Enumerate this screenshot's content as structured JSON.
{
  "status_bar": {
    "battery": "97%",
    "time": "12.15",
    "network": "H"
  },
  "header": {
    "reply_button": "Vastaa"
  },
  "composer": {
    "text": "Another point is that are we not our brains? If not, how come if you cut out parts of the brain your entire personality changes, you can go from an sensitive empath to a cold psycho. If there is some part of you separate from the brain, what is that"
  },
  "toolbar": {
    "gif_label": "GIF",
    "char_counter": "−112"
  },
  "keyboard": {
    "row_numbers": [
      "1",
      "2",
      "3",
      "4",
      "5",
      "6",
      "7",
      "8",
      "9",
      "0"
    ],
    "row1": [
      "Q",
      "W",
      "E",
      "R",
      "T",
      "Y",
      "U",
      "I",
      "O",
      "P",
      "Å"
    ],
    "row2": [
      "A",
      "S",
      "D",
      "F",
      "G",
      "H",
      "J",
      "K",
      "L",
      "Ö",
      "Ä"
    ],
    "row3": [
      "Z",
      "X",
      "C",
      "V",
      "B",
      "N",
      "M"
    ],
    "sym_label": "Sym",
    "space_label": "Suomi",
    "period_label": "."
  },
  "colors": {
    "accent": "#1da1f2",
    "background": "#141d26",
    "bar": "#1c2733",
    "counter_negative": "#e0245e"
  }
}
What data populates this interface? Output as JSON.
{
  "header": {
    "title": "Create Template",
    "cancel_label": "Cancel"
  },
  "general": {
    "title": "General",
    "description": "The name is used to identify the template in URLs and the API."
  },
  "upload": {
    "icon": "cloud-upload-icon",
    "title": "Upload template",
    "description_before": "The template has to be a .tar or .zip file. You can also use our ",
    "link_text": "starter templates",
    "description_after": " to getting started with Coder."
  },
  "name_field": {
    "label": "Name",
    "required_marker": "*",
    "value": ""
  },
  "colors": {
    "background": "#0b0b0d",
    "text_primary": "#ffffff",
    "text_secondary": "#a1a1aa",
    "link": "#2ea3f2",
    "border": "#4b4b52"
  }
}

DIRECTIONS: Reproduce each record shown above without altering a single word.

OUTPUT FOR THIS TASK:
Enumerate this screenshot's content as structured JSON.
{
  "status_bar": {
    "battery": "97%",
    "time": "12.15",
    "network": "H"
  },
  "header": {
    "reply_button": "Vastaa"
  },
  "composer": {
    "text": "Another point is that are we not our brains? If not, how come if you cut out parts of the brain your entire personality changes, you can go from an sensitive empath to a cold psycho. If there is some part of you separate from the brain, what is that"
  },
  "toolbar": {
    "gif_label": "GIF",
    "char_counter": "−112"
  },
  "keyboard": {
    "row_numbers": [
      "1",
      "2",
      "3",
      "4",
      "5",
      "6",
      "7",
      "8",
      "9",
      "0"
    ],
    "row1": [
      "Q",
      "W",
      "E",
      "R",
      "T",
      "Y",
      "U",
      "I",
      "O",
      "P",
      "Å"
    ],
    "row2": [
      "A",
      "S",
      "D",
      "F",
      "G",
      "H",
      "J",
      "K",
      "L",
      "Ö",
      "Ä"
    ],
    "row3": [
      "Z",
      "X",
      "C",
      "V",
      "B",
      "N",
      "M"
    ],
    "sym_label": "Sym",
    "space_label": "Suomi",
    "period_label": "."
  },
  "colors": {
    "accent": "#1da1f2",
    "background": "#141d26",
    "bar": "#1c2733",
    "counter_negative": "#e0245e"
  }
}
What data populates this interface? Output as JSON.
{
  "header": {
    "title": "Create Template",
    "cancel_label": "Cancel"
  },
  "general": {
    "title": "General",
    "description": "The name is used to identify the template in URLs and the API."
  },
  "upload": {
    "icon": "cloud-upload-icon",
    "title": "Upload template",
    "description_before": "The template has to be a .tar or .zip file. You can also use our ",
    "link_text": "starter templates",
    "description_after": " to getting started with Coder."
  },
  "name_field": {
    "label": "Name",
    "required_marker": "*",
    "value": ""
  },
  "colors": {
    "background": "#0b0b0d",
    "text_primary": "#ffffff",
    "text_secondary": "#a1a1aa",
    "link": "#2ea3f2",
    "border": "#4b4b52"
  }
}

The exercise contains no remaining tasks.